Input data |
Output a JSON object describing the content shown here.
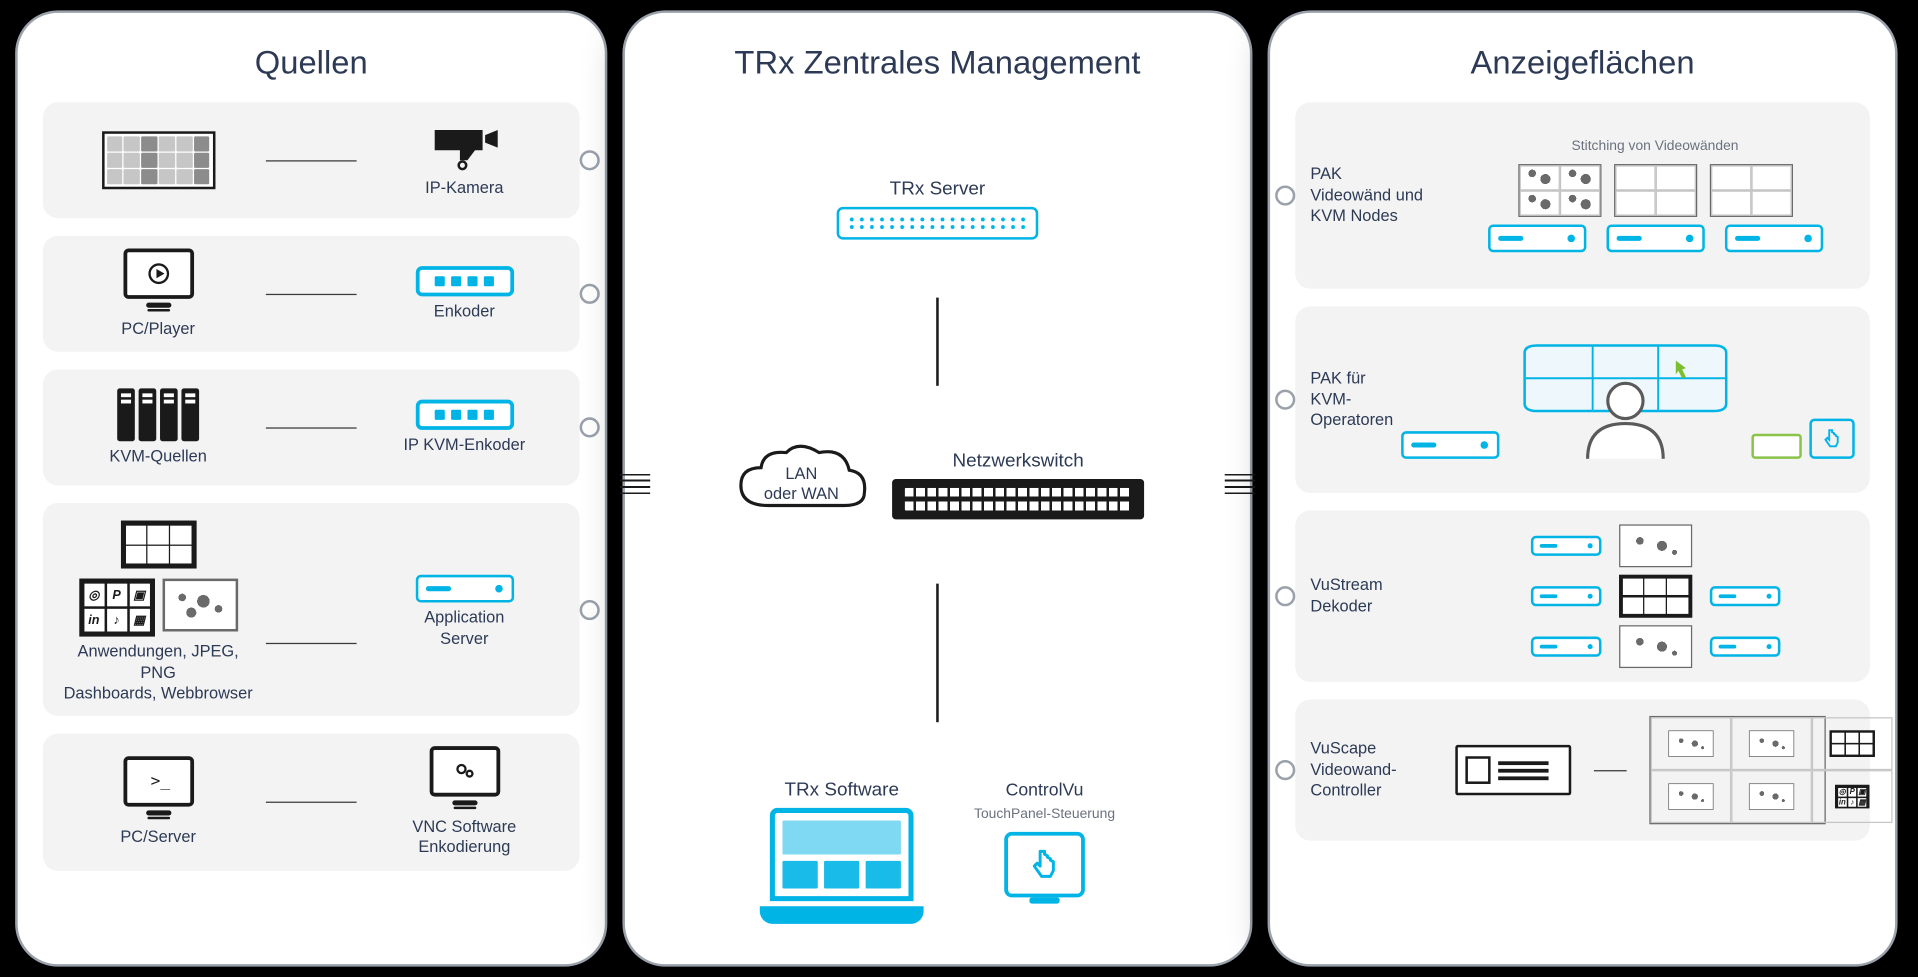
{
  "panels": {
    "left_title": "Quellen",
    "mid_title": "TRx Zentrales Management",
    "right_title": "Anzeigeflächen"
  },
  "sources": {
    "row1_left": "",
    "row1_right": "IP-Kamera",
    "row2_left": "PC/Player",
    "row2_right": "Enkoder",
    "row3_left": "KVM-Quellen",
    "row3_right": "IP KVM-Enkoder",
    "row4_left": "Anwendungen, JPEG, PNG\nDashboards, Webbrowser",
    "row4_right": "Application\nServer",
    "row5_left": "PC/Server",
    "row5_right": "VNC Software Enkodierung"
  },
  "middle": {
    "server_label": "TRx Server",
    "switch_label": "Netzwerkswitch",
    "cloud_line1": "LAN",
    "cloud_line2": "oder WAN",
    "software_label": "TRx Software",
    "controlvu_line1": "ControlVu",
    "controlvu_line2": "TouchPanel-Steuerung"
  },
  "displays": {
    "stitching_header": "Stitching von Videowänden",
    "row1_label": "PAK\nVideowänd und\nKVM Nodes",
    "row2_label": "PAK für\nKVM-Operatoren",
    "row3_label": "VuStream\nDekoder",
    "row4_label": "VuScape\nVideowand-Controller"
  }
}
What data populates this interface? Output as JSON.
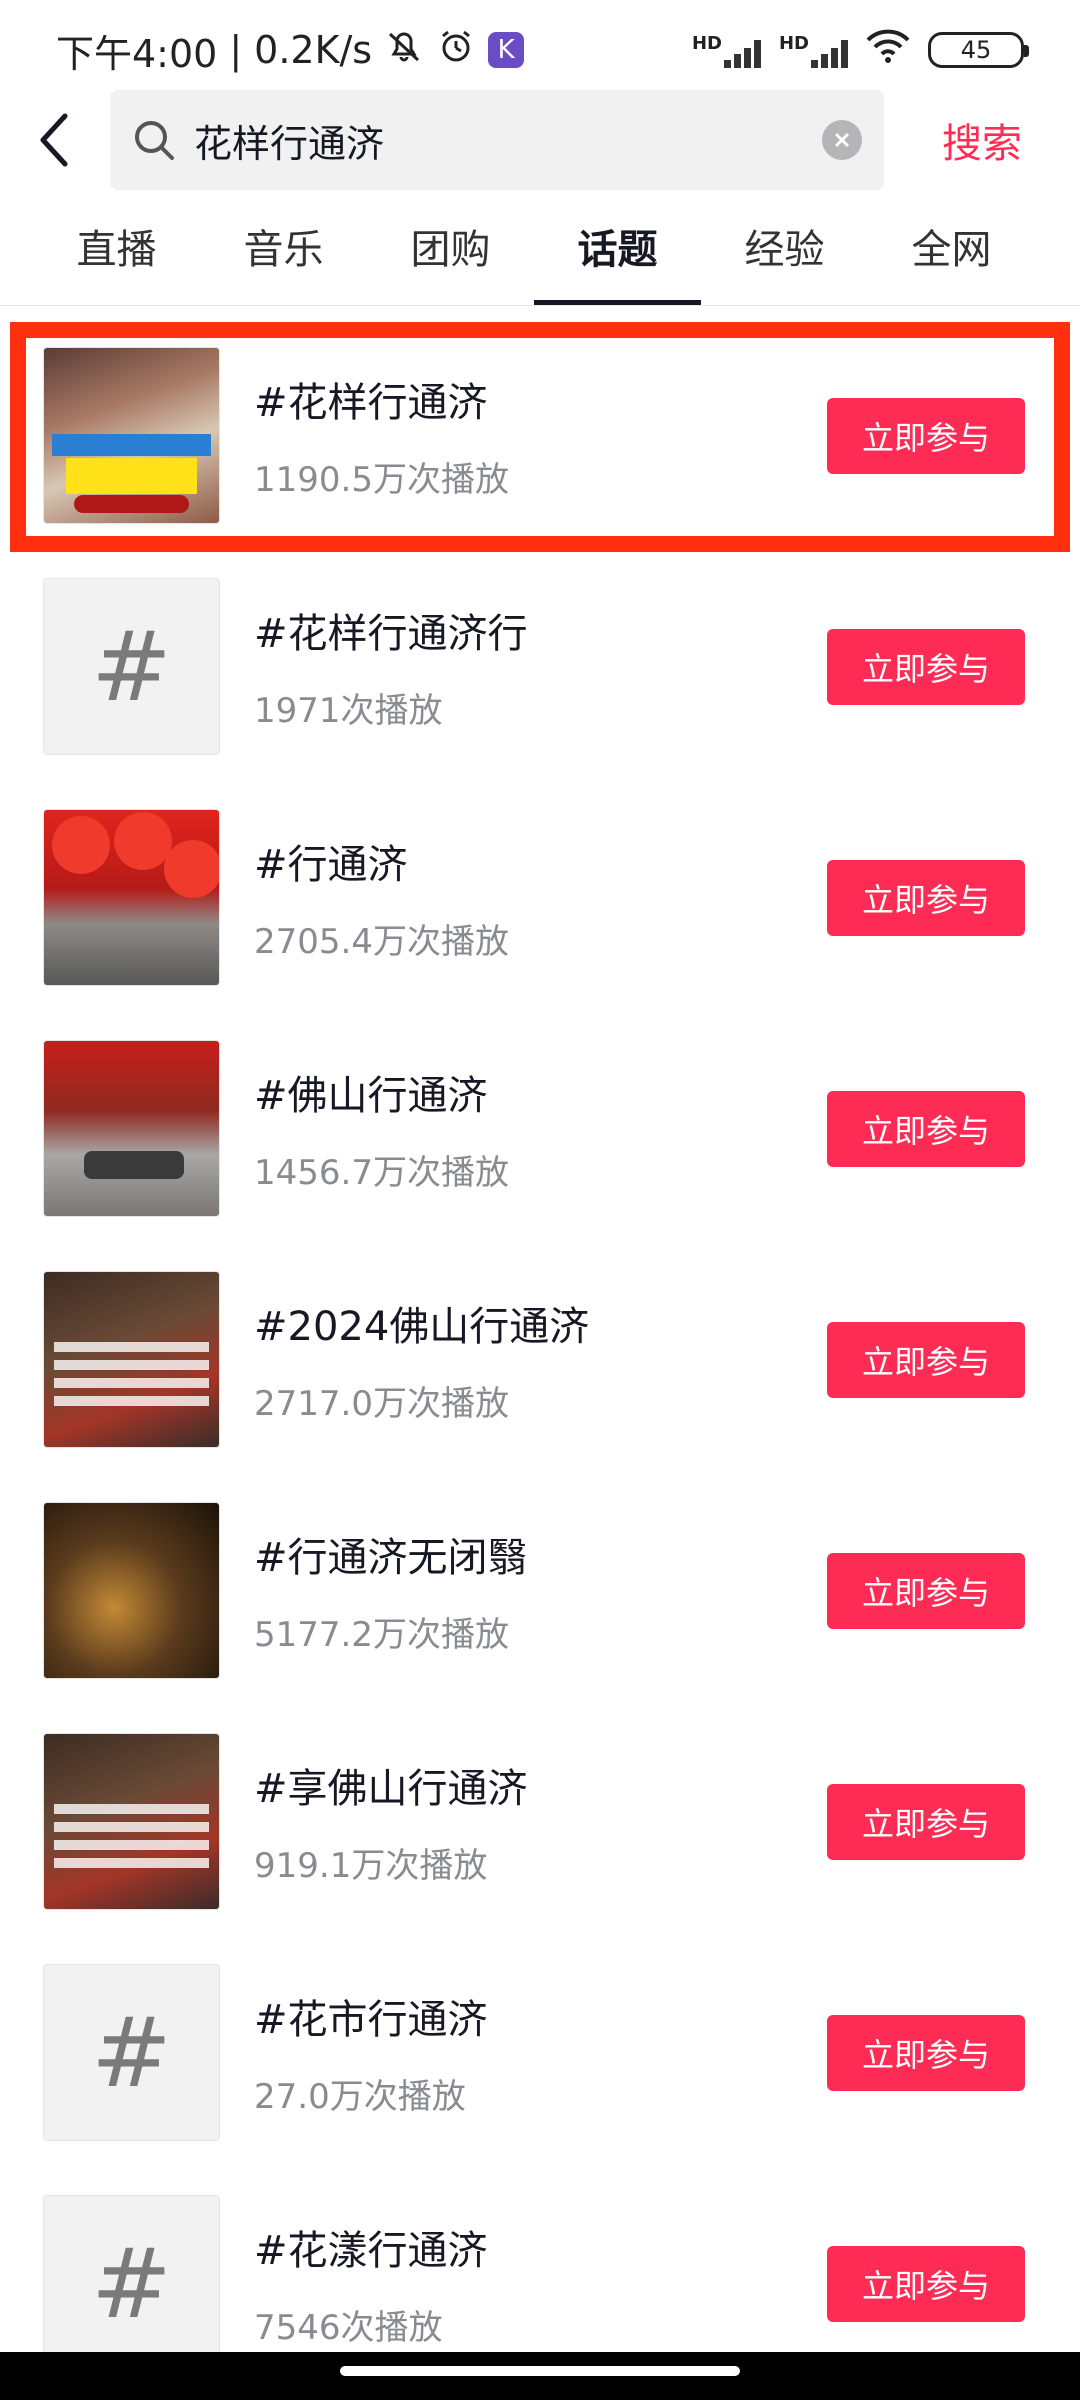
{
  "status_bar": {
    "time": "下午4:00",
    "speed": "0.2K/s",
    "sep": "|",
    "hd1": "HD",
    "hd2": "HD",
    "battery": "45",
    "k_app": "K"
  },
  "search": {
    "query": "花样行通济",
    "submit_label": "搜索"
  },
  "tabs": [
    "直播",
    "音乐",
    "团购",
    "话题",
    "经验",
    "全网"
  ],
  "active_tab_index": 3,
  "hash_glyph": "#",
  "topics": [
    {
      "title": "#花样行通济",
      "plays": "1190.5万次播放",
      "button": "立即参与",
      "thumb": "photo-event-banner",
      "highlighted": true
    },
    {
      "title": "#花样行通济行",
      "plays": "1971次播放",
      "button": "立即参与",
      "thumb": "hash-placeholder"
    },
    {
      "title": "#行通济",
      "plays": "2705.4万次播放",
      "button": "立即参与",
      "thumb": "photo-lanterns"
    },
    {
      "title": "#佛山行通济",
      "plays": "1456.7万次播放",
      "button": "立即参与",
      "thumb": "photo-street"
    },
    {
      "title": "#2024佛山行通济",
      "plays": "2717.0万次播放",
      "button": "立即参与",
      "thumb": "photo-crowd-text"
    },
    {
      "title": "#行通济无闭翳",
      "plays": "5177.2万次播放",
      "button": "立即参与",
      "thumb": "photo-night-crowd"
    },
    {
      "title": "#享佛山行通济",
      "plays": "919.1万次播放",
      "button": "立即参与",
      "thumb": "photo-crowd-text"
    },
    {
      "title": "#花市行通济",
      "plays": "27.0万次播放",
      "button": "立即参与",
      "thumb": "hash-placeholder"
    },
    {
      "title": "#花漾行通济",
      "plays": "7546次播放",
      "button": "立即参与",
      "thumb": "hash-placeholder"
    }
  ],
  "colors": {
    "accent": "#fe2c55",
    "highlight_border": "#ff2f0f",
    "text_primary": "#161823",
    "text_secondary": "#8a8b91"
  }
}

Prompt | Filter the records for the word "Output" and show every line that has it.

Reply to the exercise |
Output a JSON object describing the content shown here.
What data populates this interface? Output as JSON.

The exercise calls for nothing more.